=== ACTION ITEM ===
The lines you return should be those containing the string "description", taken from the data below.

(EXERCISE INPUT)

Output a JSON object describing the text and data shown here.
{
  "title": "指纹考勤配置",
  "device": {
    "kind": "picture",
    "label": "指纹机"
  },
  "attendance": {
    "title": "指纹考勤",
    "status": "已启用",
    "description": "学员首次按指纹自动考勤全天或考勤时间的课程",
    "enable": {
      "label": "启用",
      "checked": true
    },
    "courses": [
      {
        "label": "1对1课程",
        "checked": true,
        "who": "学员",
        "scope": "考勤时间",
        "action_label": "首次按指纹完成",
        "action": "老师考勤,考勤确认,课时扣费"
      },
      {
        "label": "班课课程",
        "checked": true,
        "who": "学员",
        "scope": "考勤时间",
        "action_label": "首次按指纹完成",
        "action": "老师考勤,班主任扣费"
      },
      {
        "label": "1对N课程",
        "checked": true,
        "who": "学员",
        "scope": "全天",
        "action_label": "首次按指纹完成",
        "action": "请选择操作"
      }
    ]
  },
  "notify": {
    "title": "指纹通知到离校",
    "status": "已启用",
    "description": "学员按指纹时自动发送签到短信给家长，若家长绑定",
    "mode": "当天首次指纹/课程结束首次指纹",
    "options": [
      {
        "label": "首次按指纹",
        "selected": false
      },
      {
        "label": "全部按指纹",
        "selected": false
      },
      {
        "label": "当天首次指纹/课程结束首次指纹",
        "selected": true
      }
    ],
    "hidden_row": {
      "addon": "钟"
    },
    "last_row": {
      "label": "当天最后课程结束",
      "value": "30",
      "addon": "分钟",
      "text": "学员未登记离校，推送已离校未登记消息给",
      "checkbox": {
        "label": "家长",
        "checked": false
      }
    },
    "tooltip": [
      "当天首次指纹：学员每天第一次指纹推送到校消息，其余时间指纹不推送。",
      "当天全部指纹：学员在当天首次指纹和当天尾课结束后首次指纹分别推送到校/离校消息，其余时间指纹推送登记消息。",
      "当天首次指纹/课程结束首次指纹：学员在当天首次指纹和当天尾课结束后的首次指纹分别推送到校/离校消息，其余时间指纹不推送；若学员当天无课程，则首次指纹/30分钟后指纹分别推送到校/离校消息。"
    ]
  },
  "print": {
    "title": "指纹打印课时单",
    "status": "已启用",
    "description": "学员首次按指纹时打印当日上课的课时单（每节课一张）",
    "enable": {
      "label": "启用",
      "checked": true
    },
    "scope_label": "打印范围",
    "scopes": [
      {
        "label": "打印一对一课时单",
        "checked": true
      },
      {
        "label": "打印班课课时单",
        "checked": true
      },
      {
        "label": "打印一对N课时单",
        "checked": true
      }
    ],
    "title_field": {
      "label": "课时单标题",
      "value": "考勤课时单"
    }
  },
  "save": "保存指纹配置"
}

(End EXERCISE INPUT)

=== REPLY ===
    "description": "学员首次按指纹自动考勤全天或考勤时间的课程",
    "description": "学员按指纹时自动发送签到短信给家长，若家长绑定",
    "description": "学员首次按指纹时打印当日上课的课时单（每节课一张）",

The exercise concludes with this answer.